▶ **Required work**: Copy every record exactly as it appears in the data below.

--------------------------------

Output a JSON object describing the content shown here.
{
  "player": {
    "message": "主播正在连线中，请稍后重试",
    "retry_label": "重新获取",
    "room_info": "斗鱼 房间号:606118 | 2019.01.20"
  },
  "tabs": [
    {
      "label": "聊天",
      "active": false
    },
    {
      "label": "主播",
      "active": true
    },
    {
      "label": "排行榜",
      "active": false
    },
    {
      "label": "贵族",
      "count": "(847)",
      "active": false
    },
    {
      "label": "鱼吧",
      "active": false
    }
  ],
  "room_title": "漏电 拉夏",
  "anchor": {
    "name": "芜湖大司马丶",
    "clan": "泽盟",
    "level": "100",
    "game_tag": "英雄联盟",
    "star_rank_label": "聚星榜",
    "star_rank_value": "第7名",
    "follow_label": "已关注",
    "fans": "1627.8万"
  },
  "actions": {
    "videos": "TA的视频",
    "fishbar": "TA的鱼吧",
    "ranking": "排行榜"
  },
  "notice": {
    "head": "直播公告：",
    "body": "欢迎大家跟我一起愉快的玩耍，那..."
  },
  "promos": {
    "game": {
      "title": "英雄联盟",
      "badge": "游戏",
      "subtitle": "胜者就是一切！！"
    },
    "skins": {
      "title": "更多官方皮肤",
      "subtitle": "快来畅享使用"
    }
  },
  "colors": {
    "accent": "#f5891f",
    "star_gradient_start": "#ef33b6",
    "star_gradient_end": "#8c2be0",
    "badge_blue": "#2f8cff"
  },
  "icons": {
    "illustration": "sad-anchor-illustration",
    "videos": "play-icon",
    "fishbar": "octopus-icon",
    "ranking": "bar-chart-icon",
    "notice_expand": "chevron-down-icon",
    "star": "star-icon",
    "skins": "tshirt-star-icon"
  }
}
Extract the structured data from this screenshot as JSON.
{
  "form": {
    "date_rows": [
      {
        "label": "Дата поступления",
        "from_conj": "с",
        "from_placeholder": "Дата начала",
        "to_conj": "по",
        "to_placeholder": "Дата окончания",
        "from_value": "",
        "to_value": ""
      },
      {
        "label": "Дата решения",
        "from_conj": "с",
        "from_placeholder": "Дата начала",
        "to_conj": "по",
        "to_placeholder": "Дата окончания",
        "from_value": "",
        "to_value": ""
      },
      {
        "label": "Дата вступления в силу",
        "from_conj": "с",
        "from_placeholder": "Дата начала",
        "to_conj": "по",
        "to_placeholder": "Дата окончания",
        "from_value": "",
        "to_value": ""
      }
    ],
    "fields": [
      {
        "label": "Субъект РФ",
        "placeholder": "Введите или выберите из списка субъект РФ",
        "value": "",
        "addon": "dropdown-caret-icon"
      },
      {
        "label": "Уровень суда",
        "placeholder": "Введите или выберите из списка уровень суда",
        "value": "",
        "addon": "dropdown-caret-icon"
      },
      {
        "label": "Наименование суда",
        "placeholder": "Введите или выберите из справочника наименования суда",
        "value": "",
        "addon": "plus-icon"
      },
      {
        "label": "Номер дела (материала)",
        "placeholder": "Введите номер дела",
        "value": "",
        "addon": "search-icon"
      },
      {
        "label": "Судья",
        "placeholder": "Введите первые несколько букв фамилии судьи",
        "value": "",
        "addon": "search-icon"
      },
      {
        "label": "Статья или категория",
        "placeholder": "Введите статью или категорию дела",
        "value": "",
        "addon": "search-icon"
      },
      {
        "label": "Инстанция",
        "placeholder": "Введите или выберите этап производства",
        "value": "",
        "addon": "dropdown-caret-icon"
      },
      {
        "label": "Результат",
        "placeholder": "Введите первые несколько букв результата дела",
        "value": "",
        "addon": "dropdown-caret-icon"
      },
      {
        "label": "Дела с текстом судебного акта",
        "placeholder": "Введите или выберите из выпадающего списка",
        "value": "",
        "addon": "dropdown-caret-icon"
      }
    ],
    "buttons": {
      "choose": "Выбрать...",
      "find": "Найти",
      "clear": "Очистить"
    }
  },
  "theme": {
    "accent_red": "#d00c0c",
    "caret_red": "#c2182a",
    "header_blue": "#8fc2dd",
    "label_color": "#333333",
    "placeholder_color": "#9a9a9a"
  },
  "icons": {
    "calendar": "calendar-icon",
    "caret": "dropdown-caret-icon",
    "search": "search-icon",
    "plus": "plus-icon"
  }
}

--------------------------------

▶ **Reply**:
Output a JSON object describing the content shown here.
{
  "player": {
    "message": "主播正在连线中，请稍后重试",
    "retry_label": "重新获取",
    "room_info": "斗鱼 房间号:606118 | 2019.01.20"
  },
  "tabs": [
    {
      "label": "聊天",
      "active": false
    },
    {
      "label": "主播",
      "active": true
    },
    {
      "label": "排行榜",
      "active": false
    },
    {
      "label": "贵族",
      "count": "(847)",
      "active": false
    },
    {
      "label": "鱼吧",
      "active": false
    }
  ],
  "room_title": "漏电 拉夏",
  "anchor": {
    "name": "芜湖大司马丶",
    "clan": "泽盟",
    "level": "100",
    "game_tag": "英雄联盟",
    "star_rank_label": "聚星榜",
    "star_rank_value": "第7名",
    "follow_label": "已关注",
    "fans": "1627.8万"
  },
  "actions": {
    "videos": "TA的视频",
    "fishbar": "TA的鱼吧",
    "ranking": "排行榜"
  },
  "notice": {
    "head": "直播公告：",
    "body": "欢迎大家跟我一起愉快的玩耍，那..."
  },
  "promos": {
    "game": {
      "title": "英雄联盟",
      "badge": "游戏",
      "subtitle": "胜者就是一切！！"
    },
    "skins": {
      "title": "更多官方皮肤",
      "subtitle": "快来畅享使用"
    }
  },
  "colors": {
    "accent": "#f5891f",
    "star_gradient_start": "#ef33b6",
    "star_gradient_end": "#8c2be0",
    "badge_blue": "#2f8cff"
  },
  "icons": {
    "illustration": "sad-anchor-illustration",
    "videos": "play-icon",
    "fishbar": "octopus-icon",
    "ranking": "bar-chart-icon",
    "notice_expand": "chevron-down-icon",
    "star": "star-icon",
    "skins": "tshirt-star-icon"
  }
}
Extract the structured data from this screenshot as JSON.
{
  "form": {
    "date_rows": [
      {
        "label": "Дата поступления",
        "from_conj": "с",
        "from_placeholder": "Дата начала",
        "to_conj": "по",
        "to_placeholder": "Дата окончания",
        "from_value": "",
        "to_value": ""
      },
      {
        "label": "Дата решения",
        "from_conj": "с",
        "from_placeholder": "Дата начала",
        "to_conj": "по",
        "to_placeholder": "Дата окончания",
        "from_value": "",
        "to_value": ""
      },
      {
        "label": "Дата вступления в силу",
        "from_conj": "с",
        "from_placeholder": "Дата начала",
        "to_conj": "по",
        "to_placeholder": "Дата окончания",
        "from_value": "",
        "to_value": ""
      }
    ],
    "fields": [
      {
        "label": "Субъект РФ",
        "placeholder": "Введите или выберите из списка субъект РФ",
        "value": "",
        "addon": "dropdown-caret-icon"
      },
      {
        "label": "Уровень суда",
        "placeholder": "Введите или выберите из списка уровень суда",
        "value": "",
        "addon": "dropdown-caret-icon"
      },
      {
        "label": "Наименование суда",
        "placeholder": "Введите или выберите из справочника наименования суда",
        "value": "",
        "addon": "plus-icon"
      },
      {
        "label": "Номер дела (материала)",
        "placeholder": "Введите номер дела",
        "value": "",
        "addon": "search-icon"
      },
      {
        "label": "Судья",
        "placeholder": "Введите первые несколько букв фамилии судьи",
        "value": "",
        "addon": "search-icon"
      },
      {
        "label": "Статья или категория",
        "placeholder": "Введите статью или категорию дела",
        "value": "",
        "addon": "search-icon"
      },
      {
        "label": "Инстанция",
        "placeholder": "Введите или выберите этап производства",
        "value": "",
        "addon": "dropdown-caret-icon"
      },
      {
        "label": "Результат",
        "placeholder": "Введите первые несколько букв результата дела",
        "value": "",
        "addon": "dropdown-caret-icon"
      },
      {
        "label": "Дела с текстом судебного акта",
        "placeholder": "Введите или выберите из выпадающего списка",
        "value": "",
        "addon": "dropdown-caret-icon"
      }
    ],
    "buttons": {
      "choose": "Выбрать...",
      "find": "Найти",
      "clear": "Очистить"
    }
  },
  "theme": {
    "accent_red": "#d00c0c",
    "caret_red": "#c2182a",
    "header_blue": "#8fc2dd",
    "label_color": "#333333",
    "placeholder_color": "#9a9a9a"
  },
  "icons": {
    "calendar": "calendar-icon",
    "caret": "dropdown-caret-icon",
    "search": "search-icon",
    "plus": "plus-icon"
  }
}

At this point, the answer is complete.